    The 300-kg microlight plane covered a distance of 40, 497 kilometres over varied terrain ranging from plains, dense forests, deserts and seas.

   They also bettered Bodil’s airspeed record of 16.53km per hour by recording 21.09km.

   Asked about the experience, Monga said, "it was thoroughly enjoyable. We got to meet different people from varied cultures. It was a good gesture from all the countries who supported us, including Pakistan."

    The team was received at Hindon by top IAF officials, including Air Chief Marshal Fali Homi Major. The expedition entered the Indian air space near Bhuj on Saturday night after a historic stopover at Karachi for refuelling.

  The team acted as goodwill ambassadors of the country across the globe. "At Karachi, we felt at home.
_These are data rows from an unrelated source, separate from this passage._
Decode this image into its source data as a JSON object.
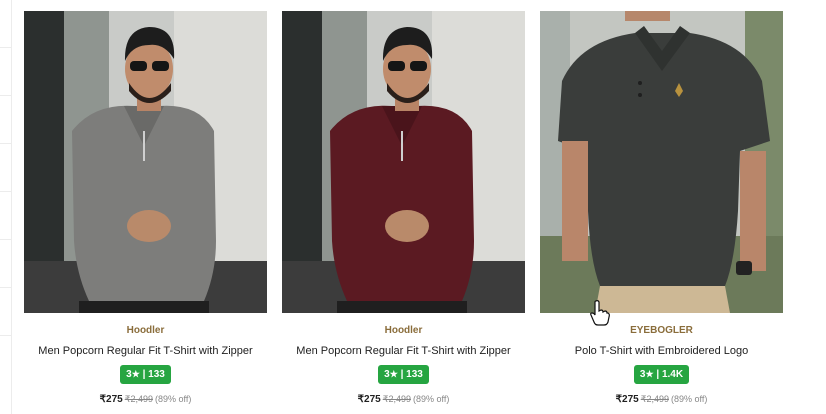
{
  "products": [
    {
      "brand": "Hoodler",
      "title": "Men Popcorn Regular Fit T-Shirt with Zipper",
      "rating": "3",
      "rating_count": "133",
      "price": "₹275",
      "mrp": "₹2,499",
      "discount": "(89% off)",
      "shirt_color": "#7d7d7b",
      "photo_icon": "product-photo"
    },
    {
      "brand": "Hoodler",
      "title": "Men Popcorn Regular Fit T-Shirt with Zipper",
      "rating": "3",
      "rating_count": "133",
      "price": "₹275",
      "mrp": "₹2,499",
      "discount": "(89% off)",
      "shirt_color": "#5b1a22",
      "photo_icon": "product-photo"
    },
    {
      "brand": "EYEBOGLER",
      "title": "Polo T-Shirt with Embroidered Logo",
      "rating": "3",
      "rating_count": "1.4K",
      "price": "₹275",
      "mrp": "₹2,499",
      "discount": "(89% off)",
      "shirt_color": "#3a3d3b",
      "photo_icon": "product-photo"
    }
  ],
  "rating_separator": "|",
  "star_glyph": "★",
  "colors": {
    "rating_badge": "#26a541",
    "brand_text": "#8a6d3b",
    "muted_text": "#878787"
  }
}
We were greeted by a Pakistani Air Force Air Commodore at the airfield and had food together while the aircraft refuelled," Monga said.
  A bag of lovingly prepared sandwiches and a tank full of fuel set off the Indian team for the final leg into India.

    The expedition, flagged in by Air Chief Marshal F. H. Major, saw the pilots cover 40,497 km in 80 days flying over 19 countries.

   F H Major set the tone for military diplomacy by thanking the countries that hosted the team. “The IAF will gladly reciprocate this generous hospitality at any time. It has fostered goodwill across nations,” he said.
      The pilots, Wing Cdr Rahul Monga and Wing Cdr Anil Kumar, had taken off from Hindan on June 1.     

     The original plan was to complete the trip in 64 days, but bad weather has preceded the expedition all through and delayed them at a number of places, especially in China, Russia, Alaska and then in Europe.

    The microlight, specially vulnerable to inclement weather, got stuck at anchorage in Alaska for six days and in Germany for four days waiting for the weather to clear.

    The expedition had to contend with a fair amount of bad weather en route and was also stuck at Anchorage in Alaska for six days. Notwithstanding this, the aircraft entered Canada and then headed for Iceland, often making quick alterations to the original planned route.

   The crossing of the formidable North Atlantic was done solo by Monga and he negotiated the inclement weather flying over frozen seas and icebergs for a considerable period of time. The weather kept the expedition on the ground for four days in Germany. The crew then crossed the icy Alps and entered Italy.

   This expedition never had a dull movement with a minor unserviceability occurring in Italy, causing them to do an unplanned landing.

   The crew handled each and every situation in very professional manner. The next challenge was the encountering of High temperatures and consequent high Density altitudes (a condition of reduced air density) which pose difficulties in flying.

   The hot weather coupled with mountainous terrain also led to excessive turbulence which made the flying conditions uncomfortable.

   The Round-the-World microlight expedition was flagged off on June one by Major from Hindon as a part of Platinum Jubilee Celebrations of the IAF.

   The aim was to circumnavigate the earth (minimum distance of 36,889 kms) in the shortest period of time. The Air Chief in his address at the time of Flag-Off ceremony had directed them to go "Around the World in Eighty Days."

    "These two have shown what trans-oceanic reach really is. We are thankful to the governments of all the nations who supported us. They have built goodwill for the IAF," said Air Chief Marshal Major, lauding the two pilots.